● **Problem description**
Each record, in full, must be restated word for word.

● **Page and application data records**
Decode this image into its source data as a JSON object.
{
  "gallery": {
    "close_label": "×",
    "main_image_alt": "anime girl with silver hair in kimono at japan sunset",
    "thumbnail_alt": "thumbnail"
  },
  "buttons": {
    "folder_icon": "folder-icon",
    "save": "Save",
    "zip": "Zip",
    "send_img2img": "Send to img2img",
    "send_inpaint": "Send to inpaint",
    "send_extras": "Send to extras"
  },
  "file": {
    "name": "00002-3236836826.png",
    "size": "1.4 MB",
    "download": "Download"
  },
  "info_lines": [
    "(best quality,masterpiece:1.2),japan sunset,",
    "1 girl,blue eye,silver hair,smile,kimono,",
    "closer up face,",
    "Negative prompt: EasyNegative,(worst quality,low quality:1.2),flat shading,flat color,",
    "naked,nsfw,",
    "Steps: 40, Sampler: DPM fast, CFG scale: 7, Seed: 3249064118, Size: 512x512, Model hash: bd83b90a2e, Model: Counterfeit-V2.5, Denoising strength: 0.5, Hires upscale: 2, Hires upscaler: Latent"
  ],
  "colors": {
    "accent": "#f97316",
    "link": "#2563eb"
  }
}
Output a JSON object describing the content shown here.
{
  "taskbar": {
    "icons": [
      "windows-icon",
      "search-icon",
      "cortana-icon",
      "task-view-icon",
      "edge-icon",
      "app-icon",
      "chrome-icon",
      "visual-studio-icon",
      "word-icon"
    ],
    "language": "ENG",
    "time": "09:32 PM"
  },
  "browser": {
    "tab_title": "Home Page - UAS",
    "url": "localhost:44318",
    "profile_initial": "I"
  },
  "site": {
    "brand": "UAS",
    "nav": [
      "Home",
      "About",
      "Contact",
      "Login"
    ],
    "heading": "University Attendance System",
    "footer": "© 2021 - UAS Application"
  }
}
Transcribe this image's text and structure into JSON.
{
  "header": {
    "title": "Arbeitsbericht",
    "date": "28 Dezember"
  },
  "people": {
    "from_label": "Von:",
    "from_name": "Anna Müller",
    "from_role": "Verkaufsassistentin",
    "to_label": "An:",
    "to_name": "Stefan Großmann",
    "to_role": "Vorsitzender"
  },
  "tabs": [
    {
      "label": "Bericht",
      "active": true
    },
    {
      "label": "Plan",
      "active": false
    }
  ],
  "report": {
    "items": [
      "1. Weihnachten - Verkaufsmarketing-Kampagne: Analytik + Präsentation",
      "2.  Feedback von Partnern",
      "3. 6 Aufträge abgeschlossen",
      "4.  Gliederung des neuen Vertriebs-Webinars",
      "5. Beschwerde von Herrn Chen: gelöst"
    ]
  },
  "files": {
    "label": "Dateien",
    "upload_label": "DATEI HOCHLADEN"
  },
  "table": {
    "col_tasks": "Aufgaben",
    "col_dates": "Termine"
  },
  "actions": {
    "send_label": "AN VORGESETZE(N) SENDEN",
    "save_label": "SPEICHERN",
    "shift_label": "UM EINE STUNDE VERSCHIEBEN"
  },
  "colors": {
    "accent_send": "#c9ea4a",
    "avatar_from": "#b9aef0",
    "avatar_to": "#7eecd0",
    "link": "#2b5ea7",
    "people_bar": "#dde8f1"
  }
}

● **Answer section**
Decode this image into its source data as a JSON object.
{
  "gallery": {
    "close_label": "×",
    "main_image_alt": "anime girl with silver hair in kimono at japan sunset",
    "thumbnail_alt": "thumbnail"
  },
  "buttons": {
    "folder_icon": "folder-icon",
    "save": "Save",
    "zip": "Zip",
    "send_img2img": "Send to img2img",
    "send_inpaint": "Send to inpaint",
    "send_extras": "Send to extras"
  },
  "file": {
    "name": "00002-3236836826.png",
    "size": "1.4 MB",
    "download": "Download"
  },
  "info_lines": [
    "(best quality,masterpiece:1.2),japan sunset,",
    "1 girl,blue eye,silver hair,smile,kimono,",
    "closer up face,",
    "Negative prompt: EasyNegative,(worst quality,low quality:1.2),flat shading,flat color,",
    "naked,nsfw,",
    "Steps: 40, Sampler: DPM fast, CFG scale: 7, Seed: 3249064118, Size: 512x512, Model hash: bd83b90a2e, Model: Counterfeit-V2.5, Denoising strength: 0.5, Hires upscale: 2, Hires upscaler: Latent"
  ],
  "colors": {
    "accent": "#f97316",
    "link": "#2563eb"
  }
}
Output a JSON object describing the content shown here.
{
  "taskbar": {
    "icons": [
      "windows-icon",
      "search-icon",
      "cortana-icon",
      "task-view-icon",
      "edge-icon",
      "app-icon",
      "chrome-icon",
      "visual-studio-icon",
      "word-icon"
    ],
    "language": "ENG",
    "time": "09:32 PM"
  },
  "browser": {
    "tab_title": "Home Page - UAS",
    "url": "localhost:44318",
    "profile_initial": "I"
  },
  "site": {
    "brand": "UAS",
    "nav": [
      "Home",
      "About",
      "Contact",
      "Login"
    ],
    "heading": "University Attendance System",
    "footer": "© 2021 - UAS Application"
  }
}
Transcribe this image's text and structure into JSON.
{
  "header": {
    "title": "Arbeitsbericht",
    "date": "28 Dezember"
  },
  "people": {
    "from_label": "Von:",
    "from_name": "Anna Müller",
    "from_role": "Verkaufsassistentin",
    "to_label": "An:",
    "to_name": "Stefan Großmann",
    "to_role": "Vorsitzender"
  },
  "tabs": [
    {
      "label": "Bericht",
      "active": true
    },
    {
      "label": "Plan",
      "active": false
    }
  ],
  "report": {
    "items": [
      "1. Weihnachten - Verkaufsmarketing-Kampagne: Analytik + Präsentation",
      "2.  Feedback von Partnern",
      "3. 6 Aufträge abgeschlossen",
      "4.  Gliederung des neuen Vertriebs-Webinars",
      "5. Beschwerde von Herrn Chen: gelöst"
    ]
  },
  "files": {
    "label": "Dateien",
    "upload_label": "DATEI HOCHLADEN"
  },
  "table": {
    "col_tasks": "Aufgaben",
    "col_dates": "Termine"
  },
  "actions": {
    "send_label": "AN VORGESETZE(N) SENDEN",
    "save_label": "SPEICHERN",
    "shift_label": "UM EINE STUNDE VERSCHIEBEN"
  },
  "colors": {
    "accent_send": "#c9ea4a",
    "avatar_from": "#b9aef0",
    "avatar_to": "#7eecd0",
    "link": "#2b5ea7",
    "people_bar": "#dde8f1"
  }
}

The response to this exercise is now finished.